<<<<
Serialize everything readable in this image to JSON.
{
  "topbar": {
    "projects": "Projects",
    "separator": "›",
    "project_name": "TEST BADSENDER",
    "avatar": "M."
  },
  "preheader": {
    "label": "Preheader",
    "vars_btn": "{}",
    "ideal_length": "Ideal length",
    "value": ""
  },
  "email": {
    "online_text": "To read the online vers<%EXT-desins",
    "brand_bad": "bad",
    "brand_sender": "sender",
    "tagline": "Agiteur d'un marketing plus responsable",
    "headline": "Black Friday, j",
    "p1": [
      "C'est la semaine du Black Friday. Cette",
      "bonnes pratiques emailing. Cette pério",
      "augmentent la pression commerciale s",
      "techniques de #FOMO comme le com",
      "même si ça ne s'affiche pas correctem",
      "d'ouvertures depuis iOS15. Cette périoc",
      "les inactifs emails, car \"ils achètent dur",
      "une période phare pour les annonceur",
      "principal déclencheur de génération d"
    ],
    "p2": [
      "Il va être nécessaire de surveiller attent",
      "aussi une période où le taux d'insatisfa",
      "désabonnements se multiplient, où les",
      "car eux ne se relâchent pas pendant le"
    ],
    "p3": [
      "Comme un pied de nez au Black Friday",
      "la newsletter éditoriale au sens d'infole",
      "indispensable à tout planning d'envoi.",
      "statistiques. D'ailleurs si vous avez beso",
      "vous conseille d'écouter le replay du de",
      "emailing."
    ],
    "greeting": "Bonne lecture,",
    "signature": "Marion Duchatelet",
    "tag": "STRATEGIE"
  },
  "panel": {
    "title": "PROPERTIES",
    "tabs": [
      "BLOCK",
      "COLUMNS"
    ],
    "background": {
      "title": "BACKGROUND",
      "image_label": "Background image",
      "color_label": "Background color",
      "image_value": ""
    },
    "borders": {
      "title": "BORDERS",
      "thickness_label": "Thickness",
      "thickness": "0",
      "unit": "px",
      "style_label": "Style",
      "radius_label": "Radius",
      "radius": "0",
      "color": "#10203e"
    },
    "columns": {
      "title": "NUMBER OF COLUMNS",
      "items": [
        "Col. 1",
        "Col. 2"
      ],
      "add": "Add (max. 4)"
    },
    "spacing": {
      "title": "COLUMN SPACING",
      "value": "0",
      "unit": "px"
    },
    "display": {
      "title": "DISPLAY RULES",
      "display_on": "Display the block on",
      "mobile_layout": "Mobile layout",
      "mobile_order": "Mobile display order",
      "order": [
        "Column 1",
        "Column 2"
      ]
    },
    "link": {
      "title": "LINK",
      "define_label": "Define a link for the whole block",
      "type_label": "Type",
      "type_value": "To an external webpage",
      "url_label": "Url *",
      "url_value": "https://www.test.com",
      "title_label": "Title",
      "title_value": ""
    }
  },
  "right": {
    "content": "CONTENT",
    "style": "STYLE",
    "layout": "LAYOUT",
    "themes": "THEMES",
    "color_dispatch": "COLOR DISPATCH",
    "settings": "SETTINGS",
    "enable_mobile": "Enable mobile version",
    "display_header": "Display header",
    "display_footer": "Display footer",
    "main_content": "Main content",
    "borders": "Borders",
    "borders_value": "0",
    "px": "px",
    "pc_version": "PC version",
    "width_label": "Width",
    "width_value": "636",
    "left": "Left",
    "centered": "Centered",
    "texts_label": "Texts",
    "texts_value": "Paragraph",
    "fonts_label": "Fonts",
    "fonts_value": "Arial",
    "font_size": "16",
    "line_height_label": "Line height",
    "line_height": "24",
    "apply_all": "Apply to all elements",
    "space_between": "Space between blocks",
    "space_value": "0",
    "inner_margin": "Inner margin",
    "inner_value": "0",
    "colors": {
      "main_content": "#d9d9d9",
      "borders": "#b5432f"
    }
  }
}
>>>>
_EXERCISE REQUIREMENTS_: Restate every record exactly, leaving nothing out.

_RESULT_:
Serialize everything readable in this image to JSON.
{
  "topbar": {
    "projects": "Projects",
    "separator": "›",
    "project_name": "TEST BADSENDER",
    "avatar": "M."
  },
  "preheader": {
    "label": "Preheader",
    "vars_btn": "{}",
    "ideal_length": "Ideal length",
    "value": ""
  },
  "email": {
    "online_text": "To read the online vers<%EXT-desins",
    "brand_bad": "bad",
    "brand_sender": "sender",
    "tagline": "Agiteur d'un marketing plus responsable",
    "headline": "Black Friday, j",
    "p1": [
      "C'est la semaine du Black Friday. Cette",
      "bonnes pratiques emailing. Cette pério",
      "augmentent la pression commerciale s",
      "techniques de #FOMO comme le com",
      "même si ça ne s'affiche pas correctem",
      "d'ouvertures depuis iOS15. Cette périoc",
      "les inactifs emails, car \"ils achètent dur",
      "une période phare pour les annonceur",
      "principal déclencheur de génération d"
    ],
    "p2": [
      "Il va être nécessaire de surveiller attent",
      "aussi une période où le taux d'insatisfa",
      "désabonnements se multiplient, où les",
      "car eux ne se relâchent pas pendant le"
    ],
    "p3": [
      "Comme un pied de nez au Black Friday",
      "la newsletter éditoriale au sens d'infole",
      "indispensable à tout planning d'envoi.",
      "statistiques. D'ailleurs si vous avez beso",
      "vous conseille d'écouter le replay du de",
      "emailing."
    ],
    "greeting": "Bonne lecture,",
    "signature": "Marion Duchatelet",
    "tag": "STRATEGIE"
  },
  "panel": {
    "title": "PROPERTIES",
    "tabs": [
      "BLOCK",
      "COLUMNS"
    ],
    "background": {
      "title": "BACKGROUND",
      "image_label": "Background image",
      "color_label": "Background color",
      "image_value": ""
    },
    "borders": {
      "title": "BORDERS",
      "thickness_label": "Thickness",
      "thickness": "0",
      "unit": "px",
      "style_label": "Style",
      "radius_label": "Radius",
      "radius": "0",
      "color": "#10203e"
    },
    "columns": {
      "title": "NUMBER OF COLUMNS",
      "items": [
        "Col. 1",
        "Col. 2"
      ],
      "add": "Add (max. 4)"
    },
    "spacing": {
      "title": "COLUMN SPACING",
      "value": "0",
      "unit": "px"
    },
    "display": {
      "title": "DISPLAY RULES",
      "display_on": "Display the block on",
      "mobile_layout": "Mobile layout",
      "mobile_order": "Mobile display order",
      "order": [
        "Column 1",
        "Column 2"
      ]
    },
    "link": {
      "title": "LINK",
      "define_label": "Define a link for the whole block",
      "type_label": "Type",
      "type_value": "To an external webpage",
      "url_label": "Url *",
      "url_value": "https://www.test.com",
      "title_label": "Title",
      "title_value": ""
    }
  },
  "right": {
    "content": "CONTENT",
    "style": "STYLE",
    "layout": "LAYOUT",
    "themes": "THEMES",
    "color_dispatch": "COLOR DISPATCH",
    "settings": "SETTINGS",
    "enable_mobile": "Enable mobile version",
    "display_header": "Display header",
    "display_footer": "Display footer",
    "main_content": "Main content",
    "borders": "Borders",
    "borders_value": "0",
    "px": "px",
    "pc_version": "PC version",
    "width_label": "Width",
    "width_value": "636",
    "left": "Left",
    "centered": "Centered",
    "texts_label": "Texts",
    "texts_value": "Paragraph",
    "fonts_label": "Fonts",
    "fonts_value": "Arial",
    "font_size": "16",
    "line_height_label": "Line height",
    "line_height": "24",
    "apply_all": "Apply to all elements",
    "space_between": "Space between blocks",
    "space_value": "0",
    "inner_margin": "Inner margin",
    "inner_value": "0",
    "colors": {
      "main_content": "#d9d9d9",
      "borders": "#b5432f"
    }
  }
}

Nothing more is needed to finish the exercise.